Meadows has also prompted speculation that he may look to avoid liability in the Fulton County case by highlighting Trump’s potential culpability. As Politico noted in September, a lawyer for Meadows stated in a pre-trial hearing that the infamous phone call between Trump and Georgia Secretary of State Brad Raffensperger contained “a lot of statements by Mr. Trump” but included no demands to “change the vote totals” from Meadows.
The relatively lenient deals for Ellis, Cheseboro, and Powell — who received probation and fines — have given some of Trump’s co-defendants an opportunity to end at least part of their election-related legal headaches without jail time and to save on the expensive legal bills that have weighed on Trump’s fellow accused. A fourth defendant in the Georgia case, bail bondsman Scott Hall, pleaded guilty to conspiring to access voting machine data.

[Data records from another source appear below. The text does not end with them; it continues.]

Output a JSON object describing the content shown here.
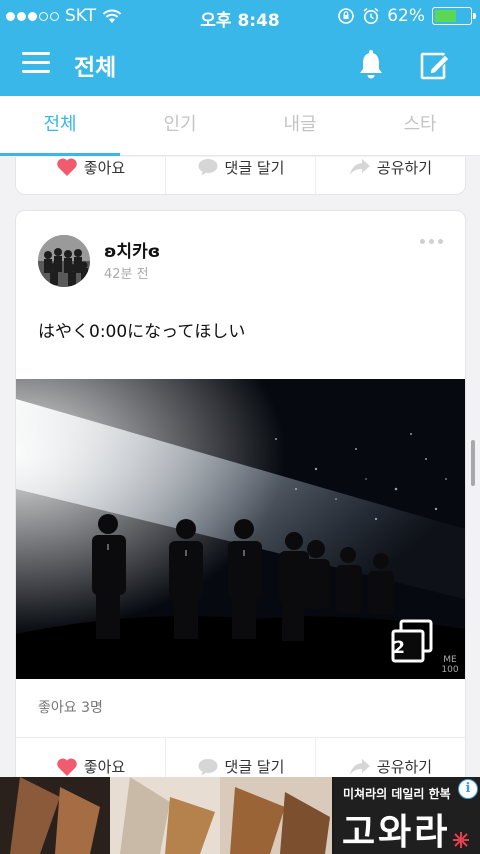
{
  "status_bar": {
    "carrier": "SKT",
    "time": "오후 8:48",
    "battery": "62%",
    "battery_level": 0.62
  },
  "header": {
    "title": "전체"
  },
  "tabs": [
    {
      "label": "전체",
      "active": true
    },
    {
      "label": "인기",
      "active": false
    },
    {
      "label": "내글",
      "active": false
    },
    {
      "label": "스타",
      "active": false
    }
  ],
  "actions": {
    "like": "좋아요",
    "comment": "댓글 달기",
    "share": "공유하기"
  },
  "post": {
    "username": "ʚ치카ɞ",
    "time": "42분 전",
    "text": "はやく0:00になってほしい",
    "photo_count": "2",
    "photo_watermark": "ME 100",
    "likes": "좋아요 3명"
  },
  "ad": {
    "subtitle": "미쳐라의 데일리 한복",
    "title": "고와라",
    "info": "i"
  },
  "colors": {
    "accent": "#39b7e8",
    "heart": "#f05c6e"
  }
}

But it is unclear whether other defendants could take up similar offers.
“For the fourth time, Fani Willis and her prosecution team have dismissed the [racketeering and conspiracy] charge in return for a plea to probation,” Trump attorney Steven Sadow said in a statement responding to Ellis’s plea agreement on Tuesday, calling the charges against Trump’s co-defendants “nothing more than a bargaining chip for DA Willis.”
On Tuesday, Trump’s attorneys offered a glimpse of what could await those who do end up testifying against him. Former Trump attorney Michael Cohen took the stand in the New York civil fraud case against Trump, and received an onslaught of accusations and insults from Trump’s legal team. Attorneys Chris Kise and Alina Habba underscored Cohen’s 2018 guilty plea for fraud and making false statements, blasting him as a “serial liar” who “lied to his wife” and called him a “completely out of control” witness for the prosecution.
Elsewhere, though, Trump’s legal advisers are grappling with another recurring problem this year: chronic distrust and petty feuds in their own ranks. Some of this drama has already exploded into public view, and cost Trump the services of some of his leading defense attorneys.
The level of distrust among Trump’s current lawyers has reached a point where some of them have privately spread rumors or speculation this year that other Trump attorneys are secretly cooperating with federal or Fulton County prosecutors, according to two people with direct knowledge of the matter.
The sources add that this has hampered the multiple legal teams’ work defending Trump, because it has on occasion limited what these lawyers think they should say in the presence of the Trump attorneys they don’t trust.
Trump is tentatively scheduled to stand trial in Fulton County in early 2024.